Mark: I didn't see one, sorry (though you can obviously tell the low-conflict ones, as they're marked as such). You could always do the test for your wife and see if she likes the answers.

Macro: I'm not sure what they'd say about it either - and to be honest, I don't even know if they'd care. One obvious answer to humanity not conforming to your axiomatic theories is to say "so much the worse for humanity" (economists are the obvious example here). If ethics is purely normative, then it doesn't matter how we're wired - we simply have to do the best we can (but see above about "ought implies can"). OTOH if you think that moral theories should in some sense capture our moral intuitions (as both Kant and Mill/Bentham obviously do in important ways, while failing in others), it's a challenge to design better ones.

IMHO one of the benefits of normative ethical theories is that they challenge our moral intutions and force us to ask "is it really good?" This sort of challenge has been valuable, and has led to a lot of moral progress in the past couple of centuries. So clearly description isn't sufficient by itself (and obviously, we could still ask "is it really good?")

Posted by Idiot/Savant : 5/09/2007 10:39:00 PM

I thoroughly enjoyed the discussions in Malcolm Gladwell's book "Blink" around the importance of correctly-functioning emotional responses in generating healthy decisions.
He offers plenty of examples of specific cases where damage to various areas of the brain has produced individuals with responses which are fully rational but fundamentally useless (eg a guy who would go through endless agonising over choosing an appointment time because he had no emotional response towards any particular time and therefore the choice became entirely a rational one).

Plus the book is more emotionally pleasurable to read than rational scientific studies ;-)

Posted by Anonymous : 5/10/2007 05:55:00 AM


Regards philosophy, you're ignoring a few major strands of contemporary thought. Kantians and utilitarians worry a lot about moral choices: others worried more about moral behaviour.

You should read more of the Aristotelian virtue-based ethics. Dewey went along similar lines (character-based). Martha Nussbaum is the best modern writier on this stuff.

Aristotle focusses on behaving well to establish good habits of behaviour - and to avoid Akrasia (weak-willedness) which is a primary cause if immorality.

But Martha Nussbaum is the philosopher who seems most relevant here. Nussbaum has written on the notion of moral vision: the importance not of the results of moral judgement but of the preliminary step of looking at a scene and realising that there is a moral question that needs to be considered.

Posted by Mr Wiggles : 5/10/2007 04:36:00 PM

Maybe further experimentation is called for.

We could choose a random sample of kiwiblog and sir humphreys commentators, strap them down at a keyboard and start them blogging. Then slice the tops of their heads off and begin removing their brain tissue in the [alleged] south-east asian style. The change in their political attitude could be scientifically analysed.

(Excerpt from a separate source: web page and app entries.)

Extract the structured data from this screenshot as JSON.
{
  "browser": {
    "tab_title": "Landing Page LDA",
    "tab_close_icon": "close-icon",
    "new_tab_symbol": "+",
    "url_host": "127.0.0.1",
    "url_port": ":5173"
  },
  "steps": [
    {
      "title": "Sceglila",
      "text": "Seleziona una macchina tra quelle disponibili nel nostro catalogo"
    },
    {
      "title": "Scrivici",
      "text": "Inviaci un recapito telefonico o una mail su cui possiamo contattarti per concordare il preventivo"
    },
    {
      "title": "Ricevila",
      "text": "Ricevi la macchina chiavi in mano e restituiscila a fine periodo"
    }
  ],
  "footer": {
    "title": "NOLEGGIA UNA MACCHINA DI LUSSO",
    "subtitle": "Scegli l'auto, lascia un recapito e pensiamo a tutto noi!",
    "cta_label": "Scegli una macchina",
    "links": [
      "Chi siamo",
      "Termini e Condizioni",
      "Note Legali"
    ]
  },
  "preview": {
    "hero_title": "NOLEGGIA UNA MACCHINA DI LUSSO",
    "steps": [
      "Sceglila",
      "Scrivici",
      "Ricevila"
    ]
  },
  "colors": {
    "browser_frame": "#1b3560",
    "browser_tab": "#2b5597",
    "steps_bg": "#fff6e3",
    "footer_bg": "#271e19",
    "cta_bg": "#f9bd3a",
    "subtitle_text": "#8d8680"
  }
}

Would these result in important psychological observations? - who cares!!

Posted by Rich : 5/10/2007 04:52:00 PM

"IMHO one of the benefits of normative ethical theories is that they challenge our moral intutions and force us to ask "is it really good?" This sort of challenge has been valuable, and has led to a lot of moral progress in the past couple of centuries. So clearly description isn't sufficient by itself (and obviously, we could still ask "is it really good?") - Yes I agree!
And as Sean points out there are almost more philosophical positions on this than you can shake a stick at (hmmmmm - maybe not the best use of words considering the current child beating climate - but a good example of what you are referring to!)

Posted by Macro : 5/12/2007 09:01:00 PM